By Andrew O’Hehir
So the paranoid hippie pot dealer you knew in college was right all along: The feds really were after him. In the latest post-Snowden bombshell about the extent and consequences of government spying, we learned from Reuters reporters this week that a secret branch of the DEA called the Special Operations Division – so secret that nearly everything about it is classified, including the size of its budget and the location of its office — has been using the immense pools of data collected by the NSA, CIA, FBI and other intelligence agencies to go after American citizens for ordinary drug crimes. Law enforcement agencies, meanwhile, have been coached to conceal the existence of the program and the source of the information by creating what’s called a “parallel construction,” a fake or misleading trail of evidence. So no one in the court system – not the defendant or the defense attorney, not even the prosecutor or the judge – can ever trace the case back to its true origins.
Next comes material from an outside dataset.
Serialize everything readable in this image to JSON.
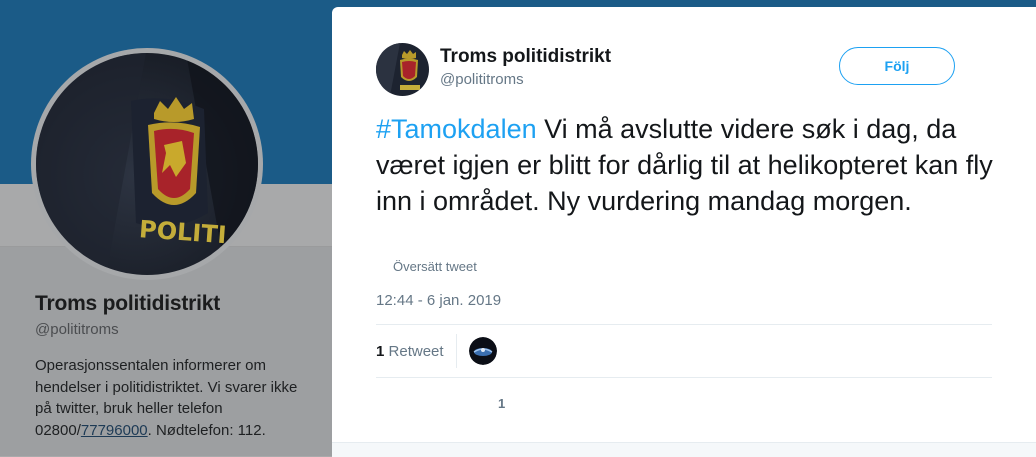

On one hand, we all knew more revelations were coming, and the idea that the government would go after drug suspects with the same dubious extrajudicial methods used to pursue terrorism suspects is a classic and not terribly surprising example of mission creep. Both groups have been held up as bogeymen for years, in order to scare the public into accepting ever nastier and more repressive laws. This gives government officials another chance to talk to us in their stern grown-up voices about how this isn’t civics class, and sometimes they have to bend the rules to catch Really Bad People.
On the other hand, this is a genuinely sinister turn of events with a whiff of science-fiction nightmare, one that has sounded loud alarm bells for many people in the mainstream legal world. Nancy Gertner, a Harvard Law professor who spent 18 years as a federal judge and cannot be accused of being a radical, told Reuters she finds the DEA story more troubling than anything in Edward Snowden’s NSA leaks. It’s the first clear evidence that the “special rules” and disregard for constitutional law that have characterized the hunt for so-called terrorists have crept into the domestic criminal justice system on a significant scale. “It sounds like they are phonying up investigations,” she said. Maybe this is how a police state comes to America: Not with a bang, but with a parallel construction.